How to Play the Lottery
The lottery is a game where you pay for a ticket or numbers and win prizes by matching them. Prizes can range from a small amount to millions of dollars. The winner chooses whether to take a lump sum payment or receive the money in installments over time.
Some lotteries are held by governments, while others are private corporations licensed by a government. The lottery is a form of gambling that is legal in most countries.
Many states use the lottery to raise tax revenues. This is a controversial issue because it pits public interest against the need for revenue. However, lottery revenue has been used by some governments to fund important causes, including education and social programs.
One of the most popular and effective ways to promote lotteries is through advertising. The majority of these ads are targeted at a specific demographic and focus on making them feel like they have an opportunity to win. They also encourage players to increase their spending by presenting them with the illusion of an equal chance to win.
This type of marketing can have negative consequences for those in need, as well as those with problems with gambling. These alleged negative impacts include targeting of the poor, increasing opportunities for problem gamblers, and promoting addictive games that are often far more difficult to stop than traditional games.
Historically, state governments have relied on lottery revenues to help finance their budgets. However, this has become more difficult as a result of the anti-tax movement. This has led to an increased pressure on lottery revenue from both voters and politicians.
Some states have changed the way they play the lottery to increase its odds of winning. For example, some states have added more balls to the lottery pool and increased the number of numbers people must pick from in order to win. This has improved the odds of winning, but it has reduced the size of the jackpots.
In addition, some states have started using pull tab tickets to reduce costs. These tickets are similar to regular lottery tickets, except they have a perforated paper tab hidden behind the numbers. The player matches the numbers on the tab to the ones drawn from a separate sheet of paper.
Another popular way to play the lottery is by purchasing a scratch-off ticket. These are cheaper than regular tickets, but offer lower odds of winning.
These tickets can be purchased from a variety of retailers. They are also available online. Some of these websites charge a subscription fee, but this is typically relatively cheap.
A good rule of thumb is to buy a few tickets each week. If you are playing for a large sum, it can be wise to play less frequently, as the chances of winning will be more likely to increase over time.

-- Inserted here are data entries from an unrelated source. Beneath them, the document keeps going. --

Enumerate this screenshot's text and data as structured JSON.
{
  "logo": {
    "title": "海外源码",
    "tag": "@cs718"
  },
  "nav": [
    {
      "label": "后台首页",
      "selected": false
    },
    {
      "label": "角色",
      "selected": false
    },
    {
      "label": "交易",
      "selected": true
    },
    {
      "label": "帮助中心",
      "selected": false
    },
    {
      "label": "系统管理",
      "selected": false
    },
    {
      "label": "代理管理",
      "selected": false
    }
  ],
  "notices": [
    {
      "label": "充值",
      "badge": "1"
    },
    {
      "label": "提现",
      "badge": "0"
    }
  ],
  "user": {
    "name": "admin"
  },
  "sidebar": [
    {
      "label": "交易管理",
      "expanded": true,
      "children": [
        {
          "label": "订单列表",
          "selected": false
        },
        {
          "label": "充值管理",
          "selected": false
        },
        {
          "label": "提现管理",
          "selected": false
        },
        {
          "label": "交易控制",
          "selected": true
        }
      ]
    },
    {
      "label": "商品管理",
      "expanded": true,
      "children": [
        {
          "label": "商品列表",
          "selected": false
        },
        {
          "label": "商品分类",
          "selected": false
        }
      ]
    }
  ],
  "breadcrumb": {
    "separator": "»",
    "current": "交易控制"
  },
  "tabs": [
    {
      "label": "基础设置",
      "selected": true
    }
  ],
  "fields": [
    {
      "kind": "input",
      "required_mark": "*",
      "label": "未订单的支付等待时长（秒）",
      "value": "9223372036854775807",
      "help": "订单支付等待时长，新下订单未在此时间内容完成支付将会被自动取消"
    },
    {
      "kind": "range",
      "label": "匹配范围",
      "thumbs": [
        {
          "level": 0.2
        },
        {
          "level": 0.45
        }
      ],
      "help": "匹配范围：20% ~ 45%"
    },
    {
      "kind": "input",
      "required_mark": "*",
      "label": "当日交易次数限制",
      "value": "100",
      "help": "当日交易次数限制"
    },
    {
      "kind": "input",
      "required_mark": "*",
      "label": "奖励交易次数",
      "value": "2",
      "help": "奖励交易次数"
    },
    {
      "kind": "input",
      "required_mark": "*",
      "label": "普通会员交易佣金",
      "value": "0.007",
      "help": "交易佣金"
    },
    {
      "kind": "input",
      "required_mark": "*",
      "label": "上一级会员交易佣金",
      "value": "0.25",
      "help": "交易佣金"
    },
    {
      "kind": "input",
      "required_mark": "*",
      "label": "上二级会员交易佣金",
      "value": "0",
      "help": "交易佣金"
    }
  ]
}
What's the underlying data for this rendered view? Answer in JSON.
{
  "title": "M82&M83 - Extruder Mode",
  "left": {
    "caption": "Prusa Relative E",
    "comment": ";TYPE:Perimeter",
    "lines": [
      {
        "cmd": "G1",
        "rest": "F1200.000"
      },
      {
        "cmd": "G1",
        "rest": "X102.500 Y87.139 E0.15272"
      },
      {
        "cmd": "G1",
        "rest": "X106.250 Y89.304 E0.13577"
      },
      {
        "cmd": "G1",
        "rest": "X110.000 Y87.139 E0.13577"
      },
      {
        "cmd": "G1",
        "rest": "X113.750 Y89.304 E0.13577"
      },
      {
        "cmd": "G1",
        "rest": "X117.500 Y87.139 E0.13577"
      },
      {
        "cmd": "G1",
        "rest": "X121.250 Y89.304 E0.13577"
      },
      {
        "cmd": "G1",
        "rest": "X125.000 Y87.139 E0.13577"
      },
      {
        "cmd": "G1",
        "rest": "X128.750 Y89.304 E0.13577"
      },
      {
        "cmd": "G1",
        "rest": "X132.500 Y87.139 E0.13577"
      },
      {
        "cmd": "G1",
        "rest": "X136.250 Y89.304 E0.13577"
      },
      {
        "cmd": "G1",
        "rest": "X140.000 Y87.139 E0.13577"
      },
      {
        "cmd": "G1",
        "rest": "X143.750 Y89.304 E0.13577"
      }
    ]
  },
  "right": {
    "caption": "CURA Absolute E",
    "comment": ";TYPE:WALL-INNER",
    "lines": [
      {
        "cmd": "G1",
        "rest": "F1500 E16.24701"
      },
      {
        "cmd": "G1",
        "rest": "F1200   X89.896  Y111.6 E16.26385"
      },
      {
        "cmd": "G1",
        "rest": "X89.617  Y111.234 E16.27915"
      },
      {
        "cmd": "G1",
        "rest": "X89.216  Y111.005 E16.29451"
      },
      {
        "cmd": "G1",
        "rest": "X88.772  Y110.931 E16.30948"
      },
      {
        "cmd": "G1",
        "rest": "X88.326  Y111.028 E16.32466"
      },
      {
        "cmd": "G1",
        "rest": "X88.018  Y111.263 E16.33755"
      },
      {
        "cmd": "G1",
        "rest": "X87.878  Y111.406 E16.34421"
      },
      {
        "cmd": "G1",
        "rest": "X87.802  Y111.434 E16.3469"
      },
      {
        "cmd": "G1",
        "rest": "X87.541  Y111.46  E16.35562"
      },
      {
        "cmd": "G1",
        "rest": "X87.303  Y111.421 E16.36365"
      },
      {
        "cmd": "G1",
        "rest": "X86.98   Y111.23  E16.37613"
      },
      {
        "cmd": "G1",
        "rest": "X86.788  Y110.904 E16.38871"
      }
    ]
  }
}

It is important to remember that each lottery ticket has independent odds of winning. These are not affected by the frequency of play or the number of other tickets that you buy for the same drawing.